DATA
= Beginning of Section =

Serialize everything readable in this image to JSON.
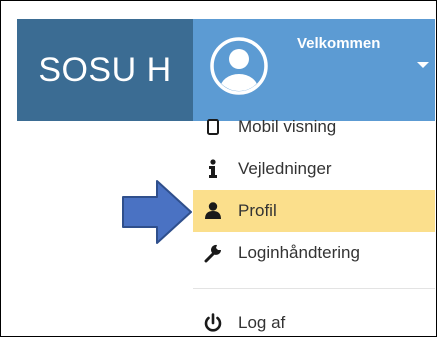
{
  "header": {
    "brand": "SOSU H",
    "welcome": "Velkommen"
  },
  "colors": {
    "brand_bg": "#3b6c93",
    "user_bar_bg": "#5c9bd3",
    "highlight": "#fbdf8c",
    "arrow": "#4a72c3"
  },
  "menu": {
    "items": [
      {
        "label": "Mobil visning",
        "icon": "mobile-icon"
      },
      {
        "label": "Vejledninger",
        "icon": "info-icon"
      },
      {
        "label": "Profil",
        "icon": "user-icon",
        "active": true
      },
      {
        "label": "Loginhåndtering",
        "icon": "wrench-icon"
      },
      {
        "label": "Log af",
        "icon": "power-icon"
      }
    ]
  },
  "annotation": {
    "icon": "arrow-right-icon"
  }
}
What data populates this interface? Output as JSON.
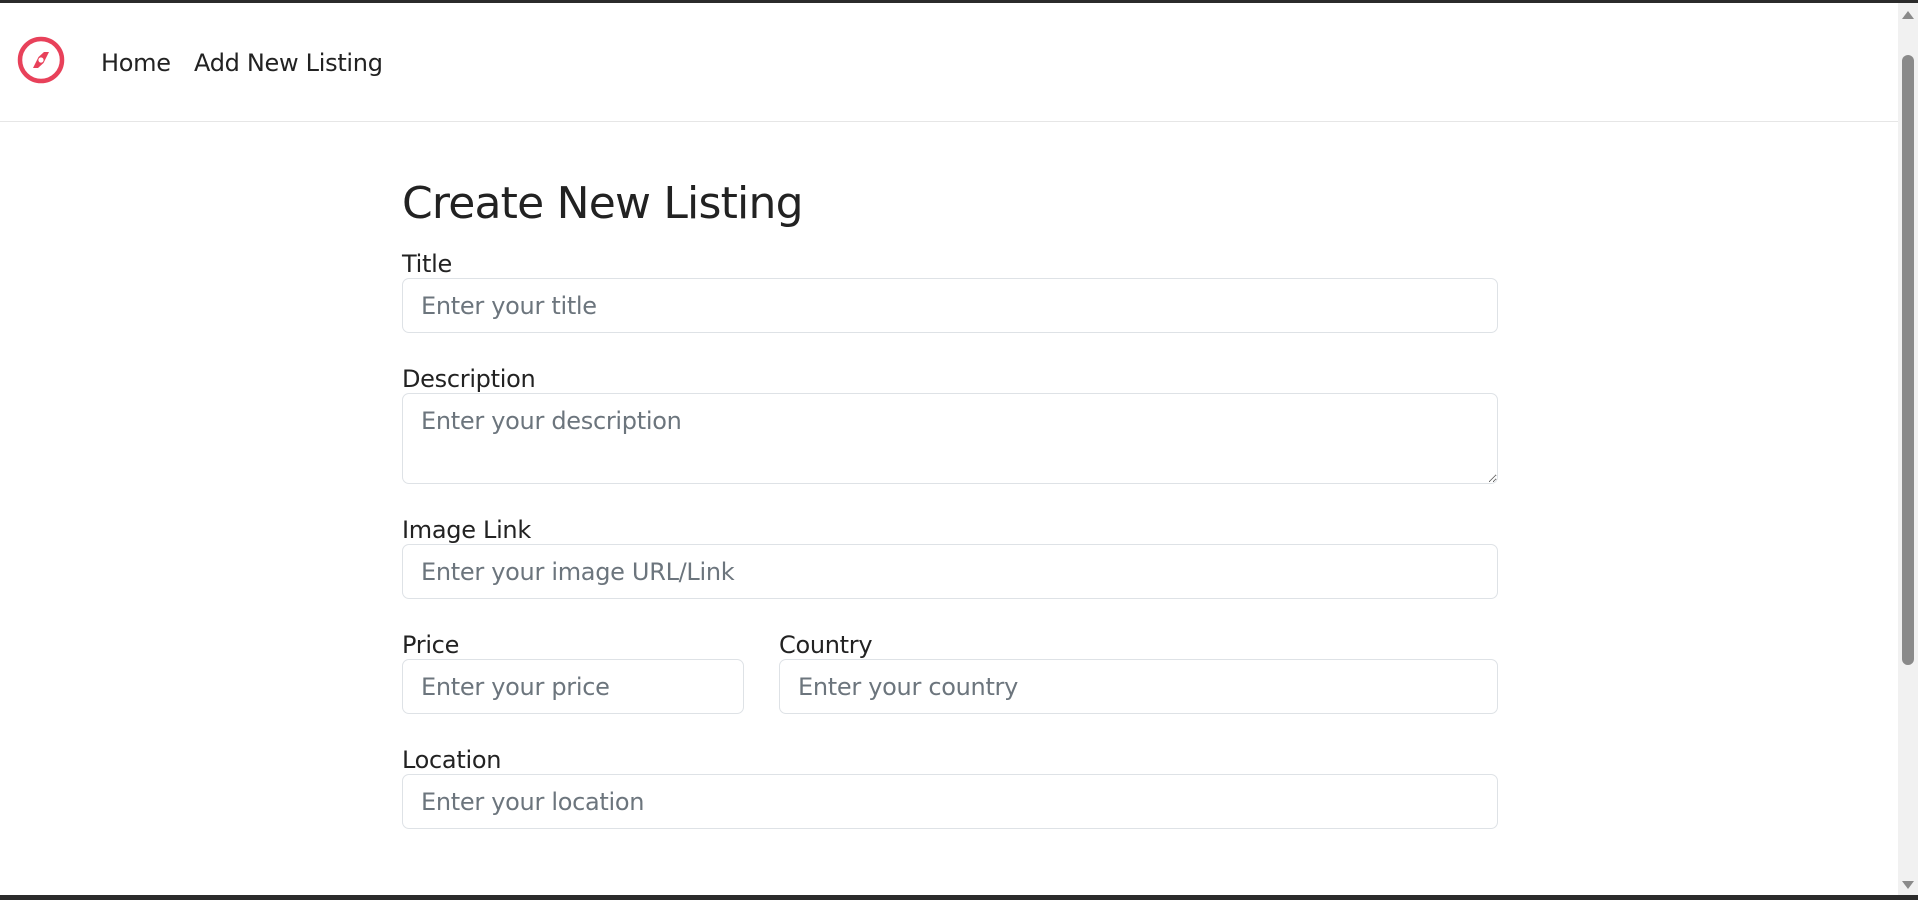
{
  "navbar": {
    "logo_icon": "compass-icon",
    "brand_color": "#e8415a",
    "links": [
      {
        "label": "Home"
      },
      {
        "label": "Add New Listing"
      }
    ]
  },
  "form": {
    "title": "Create New Listing",
    "fields": {
      "title": {
        "label": "Title",
        "placeholder": "Enter your title",
        "value": ""
      },
      "description": {
        "label": "Description",
        "placeholder": "Enter your description",
        "value": ""
      },
      "image": {
        "label": "Image Link",
        "placeholder": "Enter your image URL/Link",
        "value": ""
      },
      "price": {
        "label": "Price",
        "placeholder": "Enter your price",
        "value": ""
      },
      "country": {
        "label": "Country",
        "placeholder": "Enter your country",
        "value": ""
      },
      "location": {
        "label": "Location",
        "placeholder": "Enter your location",
        "value": ""
      }
    }
  }
}
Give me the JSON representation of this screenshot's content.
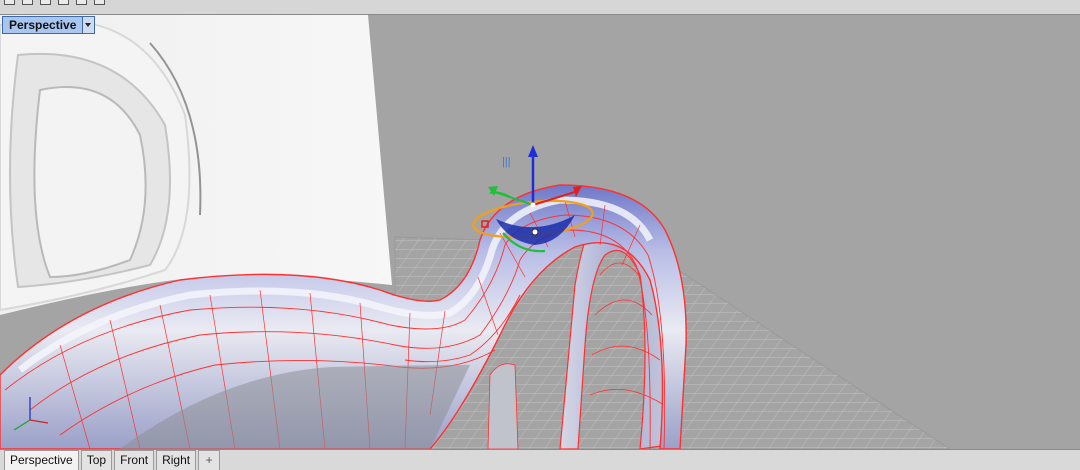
{
  "viewport": {
    "active_label": "Perspective",
    "dropdown_icon": "triangle-down-icon"
  },
  "gumball": {
    "icon": "gumball-gizmo-icon",
    "label": "|||"
  },
  "tabs": [
    {
      "label": "Perspective",
      "active": true
    },
    {
      "label": "Top",
      "active": false
    },
    {
      "label": "Front",
      "active": false
    },
    {
      "label": "Right",
      "active": false
    }
  ],
  "add_tab": {
    "label": "+",
    "icon": "add-viewport-icon"
  },
  "colors": {
    "viewport_bg": "#a4a4a4",
    "selection_edge": "#ff3030",
    "label_active": "#a9c6f0"
  }
}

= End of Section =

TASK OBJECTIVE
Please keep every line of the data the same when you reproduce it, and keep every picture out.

EXERCISE OUTPUT
Serialize everything readable in this image to JSON.
{
  "header": {
    "brand": "SOSU H",
    "welcome": "Velkommen"
  },
  "colors": {
    "brand_bg": "#3b6c93",
    "user_bar_bg": "#5c9bd3",
    "highlight": "#fbdf8c",
    "arrow": "#4a72c3"
  },
  "menu": {
    "items": [
      {
        "label": "Mobil visning",
        "icon": "mobile-icon"
      },
      {
        "label": "Vejledninger",
        "icon": "info-icon"
      },
      {
        "label": "Profil",
        "icon": "user-icon",
        "active": true
      },
      {
        "label": "Loginhåndtering",
        "icon": "wrench-icon"
      },
      {
        "label": "Log af",
        "icon": "power-icon"
      }
    ]
  },
  "annotation": {
    "icon": "arrow-right-icon"
  }
}
What data populates this interface? Output as JSON.
{
  "navbar": {
    "logo_icon": "compass-icon",
    "brand_color": "#e8415a",
    "links": [
      {
        "label": "Home"
      },
      {
        "label": "Add New Listing"
      }
    ]
  },
  "form": {
    "title": "Create New Listing",
    "fields": {
      "title": {
        "label": "Title",
        "placeholder": "Enter your title",
        "value": ""
      },
      "description": {
        "label": "Description",
        "placeholder": "Enter your description",
        "value": ""
      },
      "image": {
        "label": "Image Link",
        "placeholder": "Enter your image URL/Link",
        "value": ""
      },
      "price": {
        "label": "Price",
        "placeholder": "Enter your price",
        "value": ""
      },
      "country": {
        "label": "Country",
        "placeholder": "Enter your country",
        "value": ""
      },
      "location": {
        "label": "Location",
        "placeholder": "Enter your location",
        "value": ""
      }
    }
  }
}
Give me the JSON representation of this screenshot's content.
{
  "viewport": {
    "active_label": "Perspective",
    "dropdown_icon": "triangle-down-icon"
  },
  "gumball": {
    "icon": "gumball-gizmo-icon",
    "label": "|||"
  },
  "tabs": [
    {
      "label": "Perspective",
      "active": true
    },
    {
      "label": "Top",
      "active": false
    },
    {
      "label": "Front",
      "active": false
    },
    {
      "label": "Right",
      "active": false
    }
  ],
  "add_tab": {
    "label": "+",
    "icon": "add-viewport-icon"
  },
  "colors": {
    "viewport_bg": "#a4a4a4",
    "selection_edge": "#ff3030",
    "label_active": "#a9c6f0"
  }
}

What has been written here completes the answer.